During December and January, we in northern Ohio were relatively unscathed by winter. Now, however, we are inundated. I can barely see my patio furniture and the legs of the bench on my front porch are totally obscured. After I shoveled the walk from the driveway to the front door, I had a wall of snow on either side that was sixteen inches high.
Meanwhile, I am dreaming of spring. The marketing folks make loud noises and flash us pretty pictures of new introductions but this obsession with new means that many good perennials tend to get overlooked. Today, I want to reacquaint you with two.
Symphytum grandiflorum (Comfrey) is not glamorous. Its ovate, rough and hairy foliage is strictly green and its clusters of creamy white tubular flowers bloom in May on twelve inch stems. What makes this perennial a prize is its ability to create a dense groundcover even in dry shade although it will happily spread in full sun. It will go bananas in moist soil so do be careful where you plant it but I’ve grown it under huge privets for years without irrigation and weeds dare not rear their heads. Another attribute is that deer either take one bite and spit it out or totally ignore it.
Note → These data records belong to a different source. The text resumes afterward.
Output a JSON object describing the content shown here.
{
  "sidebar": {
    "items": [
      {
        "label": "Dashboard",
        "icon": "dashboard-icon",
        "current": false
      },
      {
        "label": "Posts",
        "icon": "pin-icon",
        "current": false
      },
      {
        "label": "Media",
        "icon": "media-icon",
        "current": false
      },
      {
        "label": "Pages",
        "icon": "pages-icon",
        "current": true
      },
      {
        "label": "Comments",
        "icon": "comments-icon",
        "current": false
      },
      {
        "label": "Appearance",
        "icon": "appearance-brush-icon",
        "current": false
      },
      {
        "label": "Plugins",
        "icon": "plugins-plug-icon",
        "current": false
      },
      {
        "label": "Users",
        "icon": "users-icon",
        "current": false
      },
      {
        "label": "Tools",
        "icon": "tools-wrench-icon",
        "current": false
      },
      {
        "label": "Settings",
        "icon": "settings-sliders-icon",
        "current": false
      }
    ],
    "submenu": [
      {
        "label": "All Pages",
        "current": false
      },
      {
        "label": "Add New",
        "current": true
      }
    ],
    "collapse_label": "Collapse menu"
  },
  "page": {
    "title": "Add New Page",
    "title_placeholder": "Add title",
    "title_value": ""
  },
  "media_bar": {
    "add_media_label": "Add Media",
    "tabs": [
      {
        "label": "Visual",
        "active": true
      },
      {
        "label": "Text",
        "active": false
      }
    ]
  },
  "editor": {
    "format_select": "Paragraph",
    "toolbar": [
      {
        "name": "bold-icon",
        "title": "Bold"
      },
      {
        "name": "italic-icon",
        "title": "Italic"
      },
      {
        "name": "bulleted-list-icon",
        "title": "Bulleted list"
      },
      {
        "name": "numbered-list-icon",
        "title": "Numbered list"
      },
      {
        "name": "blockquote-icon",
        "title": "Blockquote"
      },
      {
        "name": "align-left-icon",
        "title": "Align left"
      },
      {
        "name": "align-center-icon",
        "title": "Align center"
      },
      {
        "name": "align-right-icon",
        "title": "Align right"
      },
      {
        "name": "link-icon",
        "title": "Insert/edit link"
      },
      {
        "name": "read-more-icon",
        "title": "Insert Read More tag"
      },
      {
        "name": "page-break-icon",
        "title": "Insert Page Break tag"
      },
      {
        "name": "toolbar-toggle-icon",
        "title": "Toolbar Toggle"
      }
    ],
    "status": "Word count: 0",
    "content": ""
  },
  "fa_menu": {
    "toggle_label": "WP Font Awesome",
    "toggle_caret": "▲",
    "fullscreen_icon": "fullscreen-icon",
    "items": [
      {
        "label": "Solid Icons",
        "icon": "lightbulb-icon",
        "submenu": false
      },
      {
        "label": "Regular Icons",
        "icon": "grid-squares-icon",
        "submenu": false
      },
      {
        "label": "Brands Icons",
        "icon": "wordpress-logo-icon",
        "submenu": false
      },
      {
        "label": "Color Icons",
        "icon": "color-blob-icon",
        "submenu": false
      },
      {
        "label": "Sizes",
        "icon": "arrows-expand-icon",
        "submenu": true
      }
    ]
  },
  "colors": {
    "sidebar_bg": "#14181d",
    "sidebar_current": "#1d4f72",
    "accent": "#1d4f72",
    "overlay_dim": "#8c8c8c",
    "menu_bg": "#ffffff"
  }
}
Acanthus (Bear’s Breeches) is another neglected perennial. You do need space for this one because the foliage will occupy a diameter of at least two feet. We can grow either A.mollis or A.spinosus but I prefer A.spinosus for its better blooming ability in northern Ohio. The leaves are more deeply cut and actually resemble those of thistle (preserve us from Canadian thistle). The thick, three foot spikes of lavender and white florets bloom from June well into July and are still architectural even when they lose their color. I think it blooms best in full sun but will also bloom in partial shade in average to somewhat dry soil once established. It is not happy in wet soil. Neither deer nor rabbit seem to like its spiny foliage and flowers. I wonder why!
If you are not using either of these perennials, you should ask yourself, “Why not?”